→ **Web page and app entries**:

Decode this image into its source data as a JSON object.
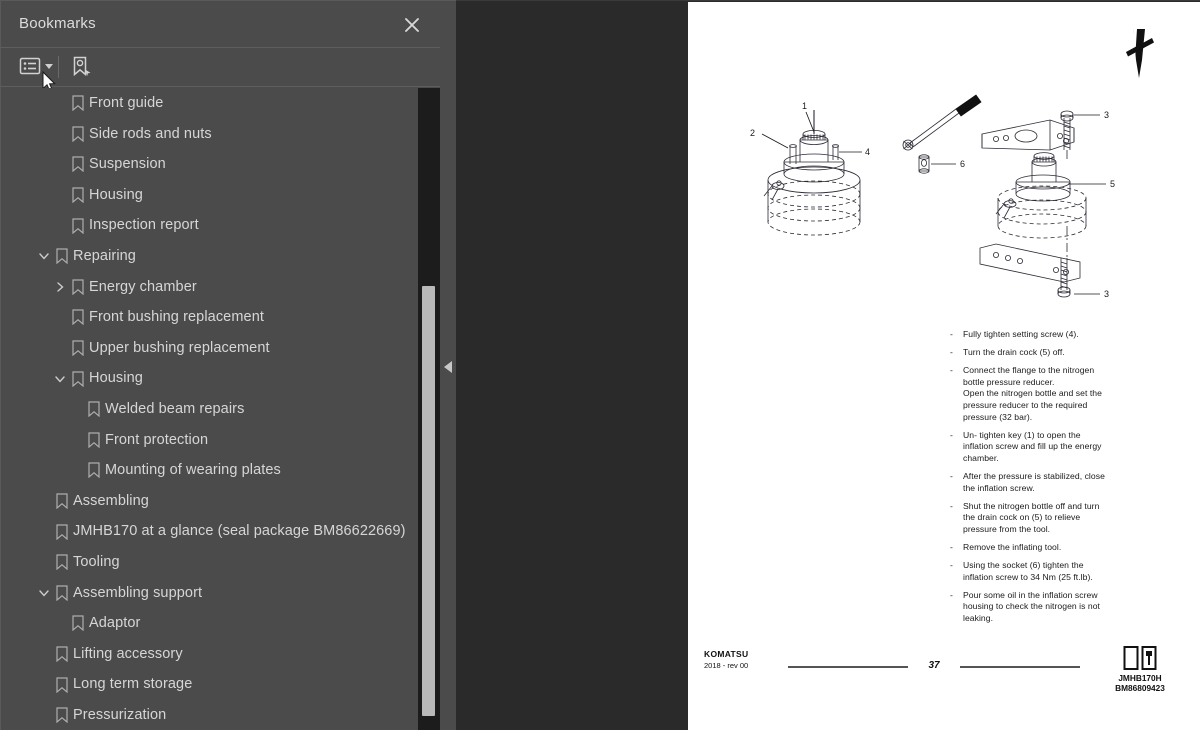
{
  "panel": {
    "title": "Bookmarks",
    "close_icon": "close-icon",
    "toolbar": {
      "options_icon": "list-options-icon",
      "options_caret_icon": "chevron-down-icon",
      "new_bookmark_icon": "new-bookmark-icon"
    },
    "collapse_icon": "chevron-left-icon",
    "cursor_icon": "mouse-pointer-icon"
  },
  "bookmarks": [
    {
      "label": "Front guide",
      "level": 2,
      "chevron": "none"
    },
    {
      "label": "Side rods and nuts",
      "level": 2,
      "chevron": "none"
    },
    {
      "label": "Suspension",
      "level": 2,
      "chevron": "none"
    },
    {
      "label": "Housing",
      "level": 2,
      "chevron": "none"
    },
    {
      "label": "Inspection report",
      "level": 2,
      "chevron": "none"
    },
    {
      "label": "Repairing",
      "level": 1,
      "chevron": "down"
    },
    {
      "label": "Energy chamber",
      "level": 2,
      "chevron": "right"
    },
    {
      "label": "Front bushing replacement",
      "level": 2,
      "chevron": "none"
    },
    {
      "label": "Upper bushing replacement",
      "level": 2,
      "chevron": "none"
    },
    {
      "label": "Housing",
      "level": 2,
      "chevron": "down"
    },
    {
      "label": "Welded beam repairs",
      "level": 3,
      "chevron": "none"
    },
    {
      "label": "Front protection",
      "level": 3,
      "chevron": "none"
    },
    {
      "label": "Mounting of wearing plates",
      "level": 3,
      "chevron": "none"
    },
    {
      "label": "Assembling",
      "level": 1,
      "chevron": "none"
    },
    {
      "label": "JMHB170 at a glance (seal package BM86622669)",
      "level": 1,
      "chevron": "none"
    },
    {
      "label": "Tooling",
      "level": 1,
      "chevron": "none"
    },
    {
      "label": "Assembling support",
      "level": 1,
      "chevron": "down"
    },
    {
      "label": "Adaptor",
      "level": 2,
      "chevron": "none"
    },
    {
      "label": "Lifting accessory",
      "level": 1,
      "chevron": "none"
    },
    {
      "label": "Long term storage",
      "level": 1,
      "chevron": "none"
    },
    {
      "label": "Pressurization",
      "level": 1,
      "chevron": "none"
    }
  ],
  "document": {
    "corner_icon": "chisel-tool-icon",
    "callouts": [
      "1",
      "2",
      "3",
      "4",
      "5",
      "6"
    ],
    "instructions": [
      {
        "dash": "-",
        "text": "Fully tighten setting screw (4)."
      },
      {
        "dash": "-",
        "text": "Turn the drain cock (5) off."
      },
      {
        "dash": "-",
        "text": "Connect the flange to the nitrogen\nbottle pressure reducer.\nOpen the nitrogen bottle and set the\npressure reducer to the required\npressure (32 bar)."
      },
      {
        "dash": "-",
        "text": "Un- tighten key (1) to open the\ninflation screw and fill up the energy\nchamber."
      },
      {
        "dash": "-",
        "text": "After the pressure is stabilized, close\nthe inflation screw."
      },
      {
        "dash": "-",
        "text": "Shut the nitrogen bottle off and turn\nthe drain cock on (5) to relieve\npressure from the tool."
      },
      {
        "dash": "-",
        "text": "Remove the inflating tool."
      },
      {
        "dash": "-",
        "text": "Using the socket (6) tighten the\ninflation screw to 34 Nm  (25 ft.lb)."
      },
      {
        "dash": "-",
        "text": "Pour some oil in the inflation screw\nhousing to check the nitrogen is not\nleaking."
      }
    ],
    "footer": {
      "brand": "KOMATSU",
      "revision": "2018 -  rev 00",
      "page_number": "37",
      "doc_model": "JMHB170H",
      "doc_code": "BM86809423",
      "book_icon": "open-book-icon"
    }
  },
  "colors": {
    "panel_bg": "#4b4b4b",
    "viewer_bg": "#2a2a2a",
    "page_bg": "#ffffff",
    "text": "#d6d6d6",
    "scrollbar_thumb": "#b9b9b9",
    "scrollbar_track": "#1c1c1c"
  }
}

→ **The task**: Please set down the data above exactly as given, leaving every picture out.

→ **Exercise result**:
Decode this image into its source data as a JSON object.
{
  "panel": {
    "title": "Bookmarks",
    "close_icon": "close-icon",
    "toolbar": {
      "options_icon": "list-options-icon",
      "options_caret_icon": "chevron-down-icon",
      "new_bookmark_icon": "new-bookmark-icon"
    },
    "collapse_icon": "chevron-left-icon",
    "cursor_icon": "mouse-pointer-icon"
  },
  "bookmarks": [
    {
      "label": "Front guide",
      "level": 2,
      "chevron": "none"
    },
    {
      "label": "Side rods and nuts",
      "level": 2,
      "chevron": "none"
    },
    {
      "label": "Suspension",
      "level": 2,
      "chevron": "none"
    },
    {
      "label": "Housing",
      "level": 2,
      "chevron": "none"
    },
    {
      "label": "Inspection report",
      "level": 2,
      "chevron": "none"
    },
    {
      "label": "Repairing",
      "level": 1,
      "chevron": "down"
    },
    {
      "label": "Energy chamber",
      "level": 2,
      "chevron": "right"
    },
    {
      "label": "Front bushing replacement",
      "level": 2,
      "chevron": "none"
    },
    {
      "label": "Upper bushing replacement",
      "level": 2,
      "chevron": "none"
    },
    {
      "label": "Housing",
      "level": 2,
      "chevron": "down"
    },
    {
      "label": "Welded beam repairs",
      "level": 3,
      "chevron": "none"
    },
    {
      "label": "Front protection",
      "level": 3,
      "chevron": "none"
    },
    {
      "label": "Mounting of wearing plates",
      "level": 3,
      "chevron": "none"
    },
    {
      "label": "Assembling",
      "level": 1,
      "chevron": "none"
    },
    {
      "label": "JMHB170 at a glance (seal package BM86622669)",
      "level": 1,
      "chevron": "none"
    },
    {
      "label": "Tooling",
      "level": 1,
      "chevron": "none"
    },
    {
      "label": "Assembling support",
      "level": 1,
      "chevron": "down"
    },
    {
      "label": "Adaptor",
      "level": 2,
      "chevron": "none"
    },
    {
      "label": "Lifting accessory",
      "level": 1,
      "chevron": "none"
    },
    {
      "label": "Long term storage",
      "level": 1,
      "chevron": "none"
    },
    {
      "label": "Pressurization",
      "level": 1,
      "chevron": "none"
    }
  ],
  "document": {
    "corner_icon": "chisel-tool-icon",
    "callouts": [
      "1",
      "2",
      "3",
      "4",
      "5",
      "6"
    ],
    "instructions": [
      {
        "dash": "-",
        "text": "Fully tighten setting screw (4)."
      },
      {
        "dash": "-",
        "text": "Turn the drain cock (5) off."
      },
      {
        "dash": "-",
        "text": "Connect the flange to the nitrogen\nbottle pressure reducer.\nOpen the nitrogen bottle and set the\npressure reducer to the required\npressure (32 bar)."
      },
      {
        "dash": "-",
        "text": "Un- tighten key (1) to open the\ninflation screw and fill up the energy\nchamber."
      },
      {
        "dash": "-",
        "text": "After the pressure is stabilized, close\nthe inflation screw."
      },
      {
        "dash": "-",
        "text": "Shut the nitrogen bottle off and turn\nthe drain cock on (5) to relieve\npressure from the tool."
      },
      {
        "dash": "-",
        "text": "Remove the inflating tool."
      },
      {
        "dash": "-",
        "text": "Using the socket (6) tighten the\ninflation screw to 34 Nm  (25 ft.lb)."
      },
      {
        "dash": "-",
        "text": "Pour some oil in the inflation screw\nhousing to check the nitrogen is not\nleaking."
      }
    ],
    "footer": {
      "brand": "KOMATSU",
      "revision": "2018 -  rev 00",
      "page_number": "37",
      "doc_model": "JMHB170H",
      "doc_code": "BM86809423",
      "book_icon": "open-book-icon"
    }
  },
  "colors": {
    "panel_bg": "#4b4b4b",
    "viewer_bg": "#2a2a2a",
    "page_bg": "#ffffff",
    "text": "#d6d6d6",
    "scrollbar_thumb": "#b9b9b9",
    "scrollbar_track": "#1c1c1c"
  }
}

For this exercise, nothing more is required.